## Information shown
————————

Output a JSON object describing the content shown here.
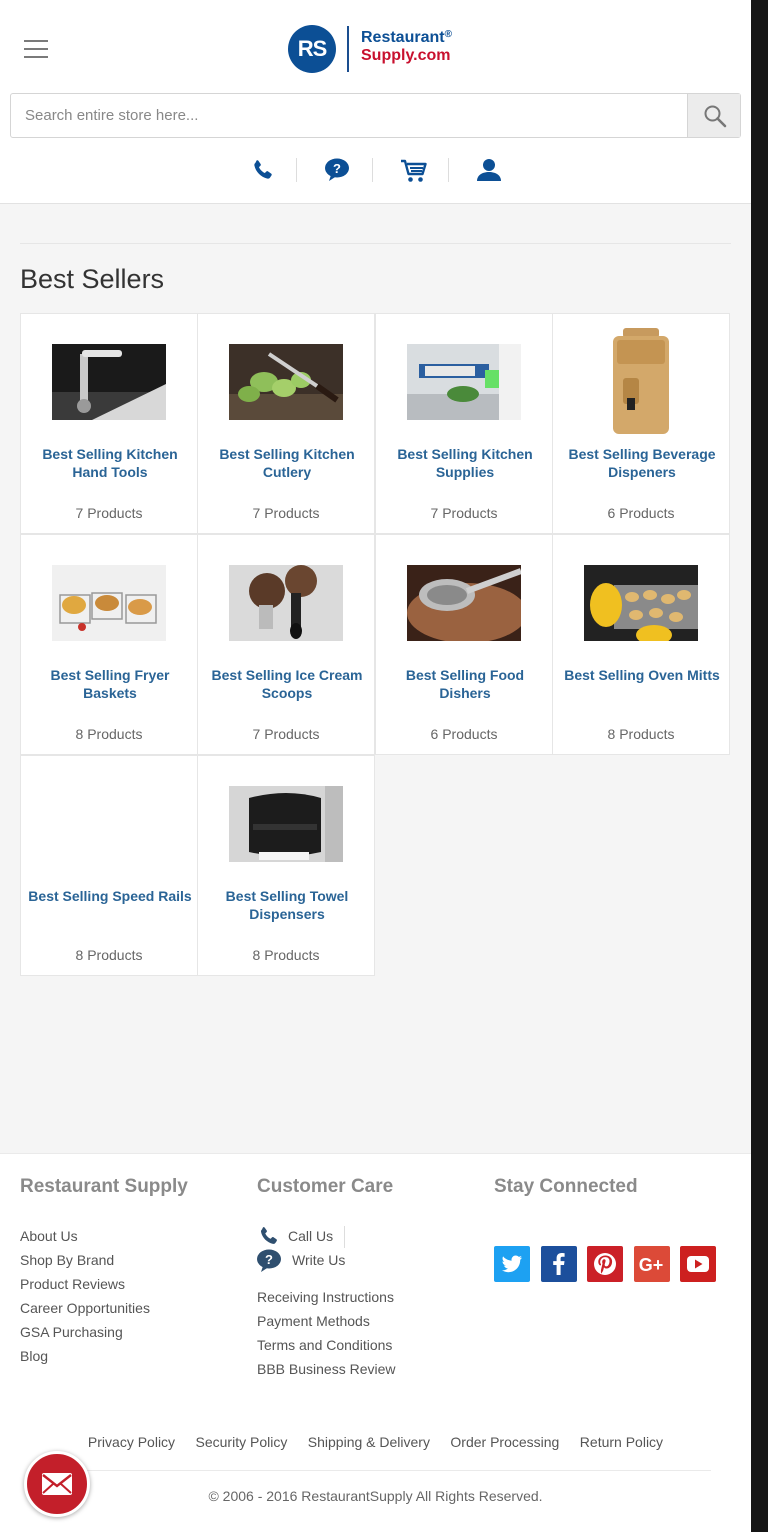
{
  "header": {
    "logo": {
      "mark": "RS",
      "line1": "Restaurant",
      "registered": "®",
      "line2": "Supply.com"
    },
    "search": {
      "placeholder": "Search entire store here..."
    },
    "quicknav": [
      "phone-icon",
      "help-icon",
      "cart-icon",
      "account-icon"
    ]
  },
  "main": {
    "title": "Best Sellers",
    "categories": [
      {
        "title": "Best Selling Kitchen Hand Tools",
        "count": "7 Products"
      },
      {
        "title": "Best Selling Kitchen Cutlery",
        "count": "7 Products"
      },
      {
        "title": "Best Selling Kitchen Supplies",
        "count": "7 Products"
      },
      {
        "title": "Best Selling Beverage Dispeners",
        "count": "6 Products"
      },
      {
        "title": "Best Selling Fryer Baskets",
        "count": "8 Products"
      },
      {
        "title": "Best Selling Ice Cream Scoops",
        "count": "7 Products"
      },
      {
        "title": "Best Selling Food Dishers",
        "count": "6 Products"
      },
      {
        "title": "Best Selling Oven Mitts",
        "count": "8 Products"
      },
      {
        "title": "Best Selling Speed Rails",
        "count": "8 Products"
      },
      {
        "title": "Best Selling Towel Dispensers",
        "count": "8 Products"
      }
    ]
  },
  "footer": {
    "col1": {
      "heading": "Restaurant Supply",
      "links": [
        "About Us",
        "Shop By Brand",
        "Product Reviews",
        "Career Opportunities",
        "GSA Purchasing",
        "Blog"
      ]
    },
    "col2": {
      "heading": "Customer Care",
      "call": "Call Us",
      "write": "Write Us",
      "links": [
        "Receiving Instructions",
        "Payment Methods",
        "Terms and Conditions",
        "BBB Business Review"
      ]
    },
    "col3": {
      "heading": "Stay Connected",
      "social": [
        {
          "name": "twitter-icon",
          "color": "#1da1f2"
        },
        {
          "name": "facebook-icon",
          "color": "#1c4f9c"
        },
        {
          "name": "pinterest-icon",
          "color": "#cb2027"
        },
        {
          "name": "google-plus-icon",
          "color": "#dc4a38"
        },
        {
          "name": "youtube-icon",
          "color": "#cd201f"
        }
      ]
    },
    "policies": [
      "Privacy Policy",
      "Security Policy",
      "Shipping & Delivery",
      "Order Processing",
      "Return Policy"
    ],
    "copyright": "© 2006 - 2016 RestaurantSupply All Rights Reserved."
  },
  "colors": {
    "brand_blue": "#0c4f95",
    "brand_red": "#c8102e",
    "link": "#2a6496",
    "mail_button": "#c31f2a"
  }
}
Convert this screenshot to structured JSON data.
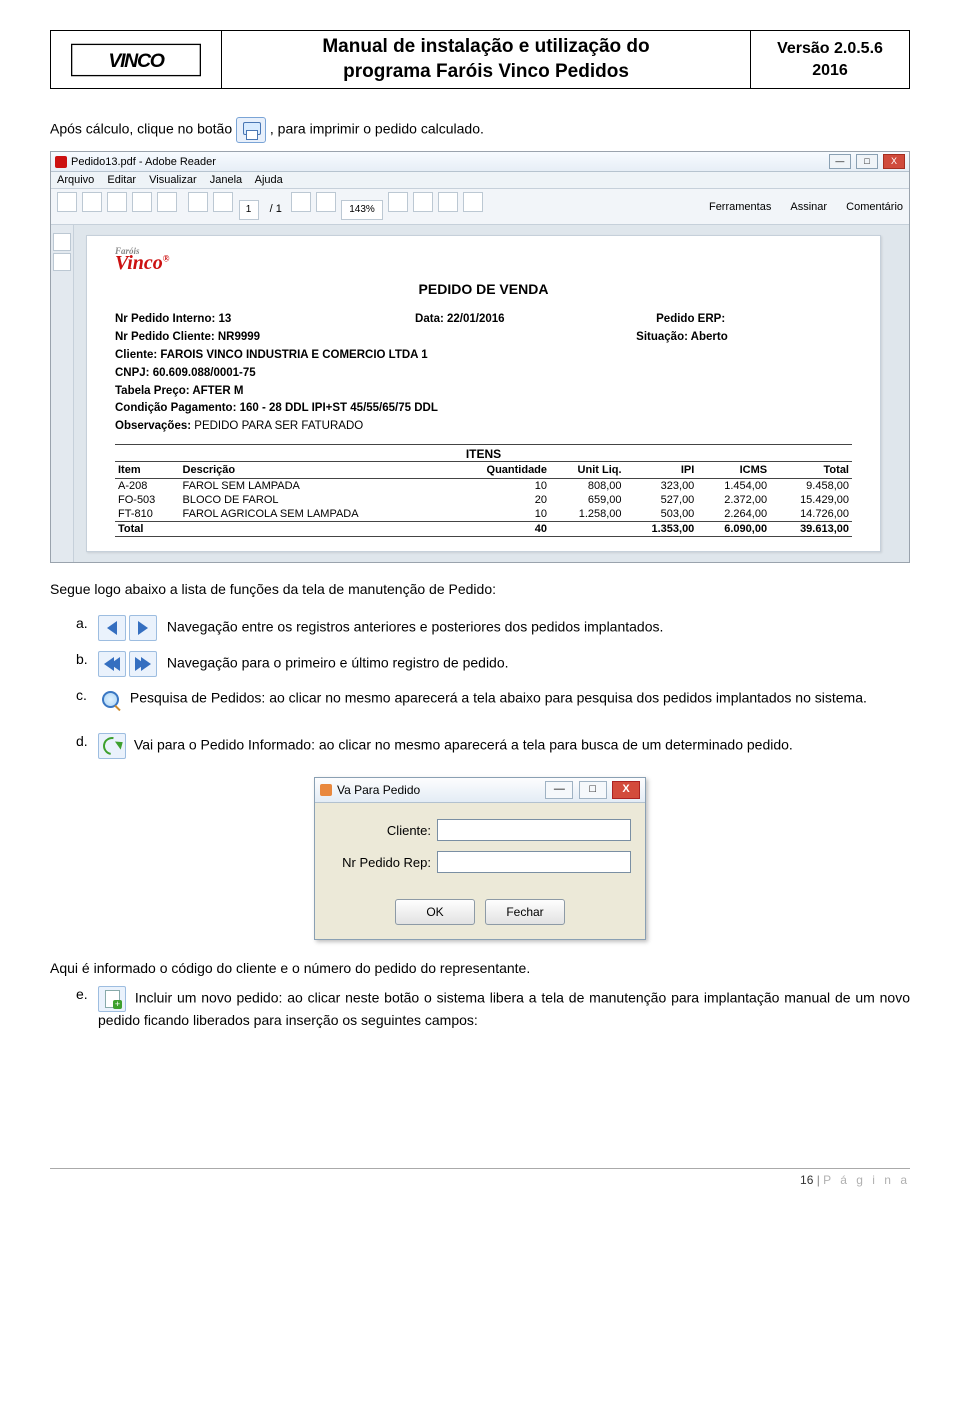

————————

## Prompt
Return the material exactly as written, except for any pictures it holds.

## Written reply
Output a JSON object describing the content shown here.
{
  "header": {
    "logo": {
      "mark": "RS",
      "line1": "Restaurant",
      "registered": "®",
      "line2": "Supply.com"
    },
    "search": {
      "placeholder": "Search entire store here..."
    },
    "quicknav": [
      "phone-icon",
      "help-icon",
      "cart-icon",
      "account-icon"
    ]
  },
  "main": {
    "title": "Best Sellers",
    "categories": [
      {
        "title": "Best Selling Kitchen Hand Tools",
        "count": "7 Products"
      },
      {
        "title": "Best Selling Kitchen Cutlery",
        "count": "7 Products"
      },
      {
        "title": "Best Selling Kitchen Supplies",
        "count": "7 Products"
      },
      {
        "title": "Best Selling Beverage Dispeners",
        "count": "6 Products"
      },
      {
        "title": "Best Selling Fryer Baskets",
        "count": "8 Products"
      },
      {
        "title": "Best Selling Ice Cream Scoops",
        "count": "7 Products"
      },
      {
        "title": "Best Selling Food Dishers",
        "count": "6 Products"
      },
      {
        "title": "Best Selling Oven Mitts",
        "count": "8 Products"
      },
      {
        "title": "Best Selling Speed Rails",
        "count": "8 Products"
      },
      {
        "title": "Best Selling Towel Dispensers",
        "count": "8 Products"
      }
    ]
  },
  "footer": {
    "col1": {
      "heading": "Restaurant Supply",
      "links": [
        "About Us",
        "Shop By Brand",
        "Product Reviews",
        "Career Opportunities",
        "GSA Purchasing",
        "Blog"
      ]
    },
    "col2": {
      "heading": "Customer Care",
      "call": "Call Us",
      "write": "Write Us",
      "links": [
        "Receiving Instructions",
        "Payment Methods",
        "Terms and Conditions",
        "BBB Business Review"
      ]
    },
    "col3": {
      "heading": "Stay Connected",
      "social": [
        {
          "name": "twitter-icon",
          "color": "#1da1f2"
        },
        {
          "name": "facebook-icon",
          "color": "#1c4f9c"
        },
        {
          "name": "pinterest-icon",
          "color": "#cb2027"
        },
        {
          "name": "google-plus-icon",
          "color": "#dc4a38"
        },
        {
          "name": "youtube-icon",
          "color": "#cd201f"
        }
      ]
    },
    "policies": [
      "Privacy Policy",
      "Security Policy",
      "Shipping & Delivery",
      "Order Processing",
      "Return Policy"
    ],
    "copyright": "© 2006 - 2016 RestaurantSupply All Rights Reserved."
  },
  "colors": {
    "brand_blue": "#0c4f95",
    "brand_red": "#c8102e",
    "link": "#2a6496",
    "mail_button": "#c31f2a"
  }
}
Convert this screenshot to structured JSON data.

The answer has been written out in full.